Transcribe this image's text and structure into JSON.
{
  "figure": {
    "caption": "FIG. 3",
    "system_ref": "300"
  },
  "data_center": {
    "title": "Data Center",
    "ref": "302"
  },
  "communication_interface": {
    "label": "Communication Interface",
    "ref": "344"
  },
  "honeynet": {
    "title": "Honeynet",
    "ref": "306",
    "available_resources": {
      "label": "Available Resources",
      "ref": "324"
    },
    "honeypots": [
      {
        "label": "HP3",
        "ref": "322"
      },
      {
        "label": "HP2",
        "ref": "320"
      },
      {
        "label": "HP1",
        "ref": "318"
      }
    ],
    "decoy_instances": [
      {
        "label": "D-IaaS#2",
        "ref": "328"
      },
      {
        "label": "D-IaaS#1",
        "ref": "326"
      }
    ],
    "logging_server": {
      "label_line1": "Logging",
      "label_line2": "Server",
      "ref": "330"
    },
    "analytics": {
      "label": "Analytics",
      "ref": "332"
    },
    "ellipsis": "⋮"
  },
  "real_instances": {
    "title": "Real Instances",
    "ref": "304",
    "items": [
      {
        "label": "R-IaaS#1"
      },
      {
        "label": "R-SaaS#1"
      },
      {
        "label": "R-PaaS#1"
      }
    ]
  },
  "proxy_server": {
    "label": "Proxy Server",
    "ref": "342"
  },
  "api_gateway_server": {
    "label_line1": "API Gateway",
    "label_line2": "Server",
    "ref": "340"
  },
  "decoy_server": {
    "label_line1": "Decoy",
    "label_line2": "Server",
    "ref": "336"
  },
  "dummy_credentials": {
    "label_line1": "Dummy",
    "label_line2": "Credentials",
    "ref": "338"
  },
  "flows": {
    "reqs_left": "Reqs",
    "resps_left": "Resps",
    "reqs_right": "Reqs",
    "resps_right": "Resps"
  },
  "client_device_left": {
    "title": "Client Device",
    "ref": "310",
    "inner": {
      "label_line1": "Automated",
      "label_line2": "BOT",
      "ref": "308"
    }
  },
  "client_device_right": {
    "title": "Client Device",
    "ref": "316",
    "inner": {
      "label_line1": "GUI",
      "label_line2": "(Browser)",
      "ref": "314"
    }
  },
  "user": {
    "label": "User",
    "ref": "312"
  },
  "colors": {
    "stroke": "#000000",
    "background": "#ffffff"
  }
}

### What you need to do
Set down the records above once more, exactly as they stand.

### Answer below
Transcribe this image's text and structure into JSON.
{
  "figure": {
    "caption": "FIG. 3",
    "system_ref": "300"
  },
  "data_center": {
    "title": "Data Center",
    "ref": "302"
  },
  "communication_interface": {
    "label": "Communication Interface",
    "ref": "344"
  },
  "honeynet": {
    "title": "Honeynet",
    "ref": "306",
    "available_resources": {
      "label": "Available Resources",
      "ref": "324"
    },
    "honeypots": [
      {
        "label": "HP3",
        "ref": "322"
      },
      {
        "label": "HP2",
        "ref": "320"
      },
      {
        "label": "HP1",
        "ref": "318"
      }
    ],
    "decoy_instances": [
      {
        "label": "D-IaaS#2",
        "ref": "328"
      },
      {
        "label": "D-IaaS#1",
        "ref": "326"
      }
    ],
    "logging_server": {
      "label_line1": "Logging",
      "label_line2": "Server",
      "ref": "330"
    },
    "analytics": {
      "label": "Analytics",
      "ref": "332"
    },
    "ellipsis": "⋮"
  },
  "real_instances": {
    "title": "Real Instances",
    "ref": "304",
    "items": [
      {
        "label": "R-IaaS#1"
      },
      {
        "label": "R-SaaS#1"
      },
      {
        "label": "R-PaaS#1"
      }
    ]
  },
  "proxy_server": {
    "label": "Proxy Server",
    "ref": "342"
  },
  "api_gateway_server": {
    "label_line1": "API Gateway",
    "label_line2": "Server",
    "ref": "340"
  },
  "decoy_server": {
    "label_line1": "Decoy",
    "label_line2": "Server",
    "ref": "336"
  },
  "dummy_credentials": {
    "label_line1": "Dummy",
    "label_line2": "Credentials",
    "ref": "338"
  },
  "flows": {
    "reqs_left": "Reqs",
    "resps_left": "Resps",
    "reqs_right": "Reqs",
    "resps_right": "Resps"
  },
  "client_device_left": {
    "title": "Client Device",
    "ref": "310",
    "inner": {
      "label_line1": "Automated",
      "label_line2": "BOT",
      "ref": "308"
    }
  },
  "client_device_right": {
    "title": "Client Device",
    "ref": "316",
    "inner": {
      "label_line1": "GUI",
      "label_line2": "(Browser)",
      "ref": "314"
    }
  },
  "user": {
    "label": "User",
    "ref": "312"
  },
  "colors": {
    "stroke": "#000000",
    "background": "#ffffff"
  }
}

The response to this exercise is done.